Data shown START

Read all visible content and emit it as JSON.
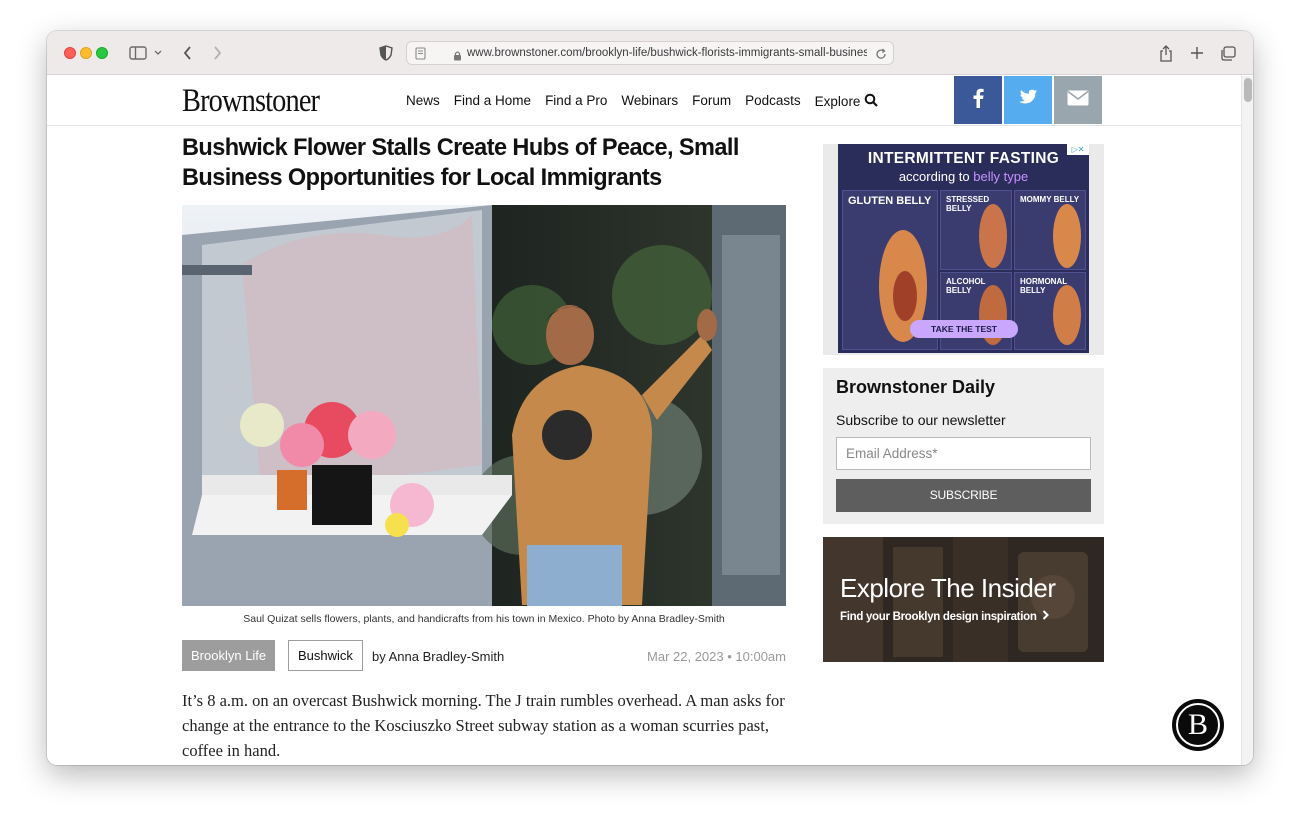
{
  "browser": {
    "url": "www.brownstoner.com/brooklyn-life/bushwick-florists-immigrants-small-business"
  },
  "site": {
    "logo": "Brownstoner",
    "nav": [
      "News",
      "Find a Home",
      "Find a Pro",
      "Webinars",
      "Forum",
      "Podcasts",
      "Explore"
    ],
    "social": [
      "facebook-icon",
      "twitter-icon",
      "email-icon"
    ],
    "colors": {
      "facebook": "#3b5998",
      "twitter": "#55acee",
      "email": "#9aa6ad"
    }
  },
  "article": {
    "title": "Bushwick Flower Stalls Create Hubs of Peace, Small Business Opportunities for Local Immigrants",
    "caption": "Saul Quizat sells flowers, plants, and handicrafts from his town in Mexico. Photo by Anna Bradley-Smith",
    "tags": [
      "Brooklyn Life",
      "Bushwick"
    ],
    "byline": "by Anna Bradley-Smith",
    "date": "Mar 22, 2023 • 10:00am",
    "body": "It’s 8 a.m. on an overcast Bushwick morning. The J train rumbles overhead. A man asks for change at the entrance to the Kosciuszko Street subway station as a woman scurries past, coffee in hand."
  },
  "sidebar": {
    "ad": {
      "headline": "INTERMITTENT FASTING",
      "sub_prefix": "according to",
      "sub_highlight": "belly type",
      "cells": [
        {
          "label": "GLUTEN BELLY"
        },
        {
          "label": "STRESSED BELLY"
        },
        {
          "label": "MOMMY BELLY"
        },
        {
          "label": "ALCOHOL BELLY"
        },
        {
          "label": "HORMONAL BELLY"
        }
      ],
      "cta": "TAKE THE TEST"
    },
    "newsletter": {
      "title": "Brownstoner Daily",
      "subtitle": "Subscribe to our newsletter",
      "placeholder": "Email Address*",
      "button": "SUBSCRIBE"
    },
    "insider": {
      "title": "Explore The Insider",
      "subtitle": "Find your Brooklyn design inspiration"
    }
  },
  "floating_button": "B"
}
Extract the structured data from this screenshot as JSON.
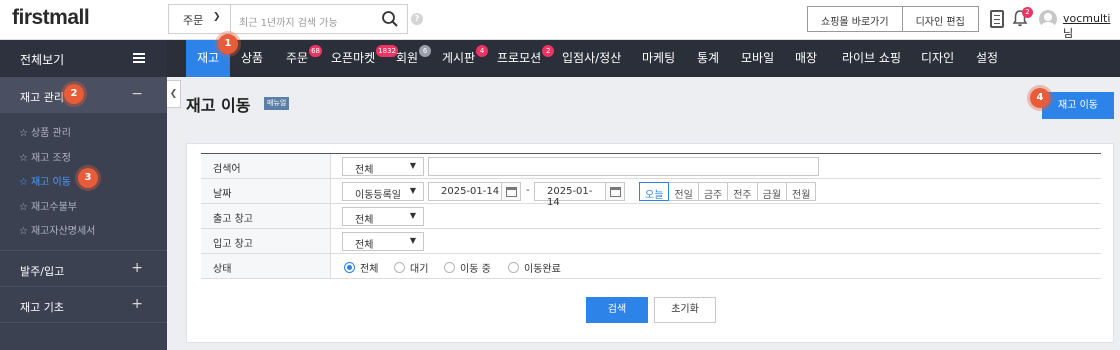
{
  "header": {
    "logo": "firstmall",
    "search": {
      "select": "주문",
      "placeholder": "최근 1년까지 검색 가능"
    },
    "help": "?",
    "buttons": [
      "쇼핑몰 바로가기",
      "디자인 편집"
    ],
    "notification_count": "2",
    "user": {
      "name": "vocmulti",
      "suffix": "님"
    }
  },
  "gnb": [
    {
      "label": "재고",
      "active": true
    },
    {
      "label": "상품"
    },
    {
      "label": "주문",
      "badge": "68"
    },
    {
      "label": "오픈마켓",
      "badge": "1832"
    },
    {
      "label": "회원",
      "badge": "6",
      "badge_style": "gray"
    },
    {
      "label": "게시판",
      "badge": "4"
    },
    {
      "label": "프로모션",
      "badge": "2"
    },
    {
      "label": "입점사/정산"
    },
    {
      "label": "마케팅"
    },
    {
      "label": "통계"
    },
    {
      "label": "모바일"
    },
    {
      "label": "매장"
    },
    {
      "label": "라이브 쇼핑"
    },
    {
      "label": "디자인"
    },
    {
      "label": "설정"
    }
  ],
  "sidebar": {
    "title": "전체보기",
    "sections": [
      {
        "label": "재고 관리",
        "toggle": "−",
        "items": [
          "상품 관리",
          "재고 조정",
          "재고 이동",
          "재고수불부",
          "재고자산명세서"
        ],
        "active_item": "재고 이동"
      },
      {
        "label": "발주/입고",
        "toggle": "+"
      },
      {
        "label": "재고 기초",
        "toggle": "+"
      }
    ]
  },
  "page": {
    "title": "재고 이동",
    "manual": "매뉴얼",
    "action_button": "재고 이동"
  },
  "filters": {
    "keyword": {
      "label": "검색어",
      "select": "전체",
      "value": ""
    },
    "date": {
      "label": "날짜",
      "select": "이동등록일",
      "from": "2025-01-14",
      "to": "2025-01-14",
      "sep": "-",
      "quick": [
        "오늘",
        "전일",
        "금주",
        "전주",
        "금월",
        "전월"
      ],
      "quick_selected": "오늘"
    },
    "out_warehouse": {
      "label": "출고 창고",
      "select": "전체"
    },
    "in_warehouse": {
      "label": "입고 창고",
      "select": "전체"
    },
    "status": {
      "label": "상태",
      "options": [
        "전체",
        "대기",
        "이동 중",
        "이동완료"
      ],
      "selected": "전체"
    },
    "search_button": "검색",
    "reset_button": "초기화"
  },
  "steps": [
    "1",
    "2",
    "3",
    "4"
  ],
  "colors": {
    "accent": "#2d83e8",
    "gnb_bg": "#2b2f3a",
    "sidebar_bg": "#3c4151",
    "badge": "#ee3465",
    "step": "#e85c3a"
  }
}
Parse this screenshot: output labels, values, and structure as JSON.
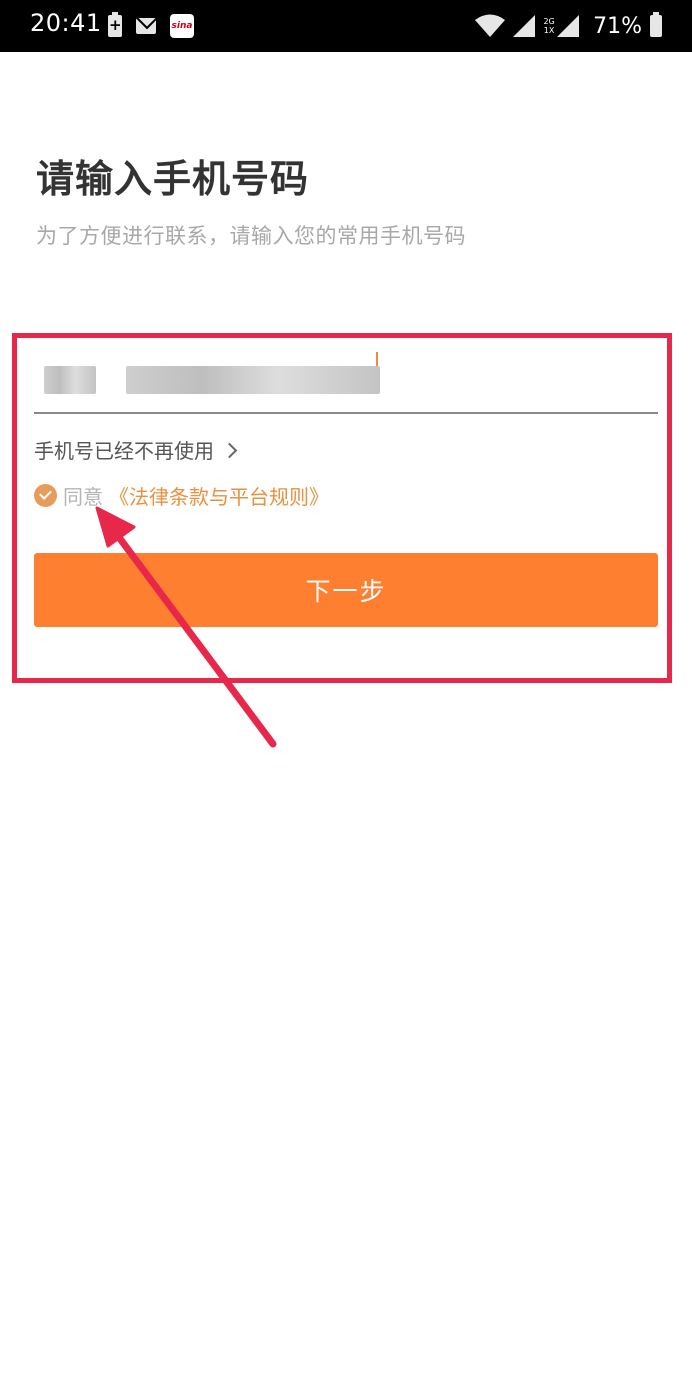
{
  "status_bar": {
    "time": "20:41",
    "sina_label": "sina",
    "network_top": "2G",
    "network_bottom": "1X",
    "battery_percent": "71%"
  },
  "page": {
    "title": "请输入手机号码",
    "subtitle": "为了方便进行联系，请输入您的常用手机号码"
  },
  "phone_input": {
    "value_obscured": true
  },
  "unused_link": {
    "label": "手机号已经不再使用"
  },
  "agreement": {
    "checked": true,
    "prefix": "同意",
    "link": "《法律条款与平台规则》"
  },
  "next_button": {
    "label": "下一步"
  },
  "colors": {
    "accent": "#ff7f31",
    "link": "#e9913f",
    "annotation": "#e8284a",
    "title": "#333333",
    "subtitle": "#a8a8a8"
  },
  "icons": {
    "chevron": "chevron-right-icon",
    "check": "checkmark-circle-icon"
  }
}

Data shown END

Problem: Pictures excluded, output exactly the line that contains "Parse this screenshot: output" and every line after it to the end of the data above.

Written response:
Parse this screenshot: output labels, values, and structure as JSON.
{
  "status_bar": {
    "time": "20:41",
    "sina_label": "sina",
    "network_top": "2G",
    "network_bottom": "1X",
    "battery_percent": "71%"
  },
  "page": {
    "title": "请输入手机号码",
    "subtitle": "为了方便进行联系，请输入您的常用手机号码"
  },
  "phone_input": {
    "value_obscured": true
  },
  "unused_link": {
    "label": "手机号已经不再使用"
  },
  "agreement": {
    "checked": true,
    "prefix": "同意",
    "link": "《法律条款与平台规则》"
  },
  "next_button": {
    "label": "下一步"
  },
  "colors": {
    "accent": "#ff7f31",
    "link": "#e9913f",
    "annotation": "#e8284a",
    "title": "#333333",
    "subtitle": "#a8a8a8"
  },
  "icons": {
    "chevron": "chevron-right-icon",
    "check": "checkmark-circle-icon"
  }
}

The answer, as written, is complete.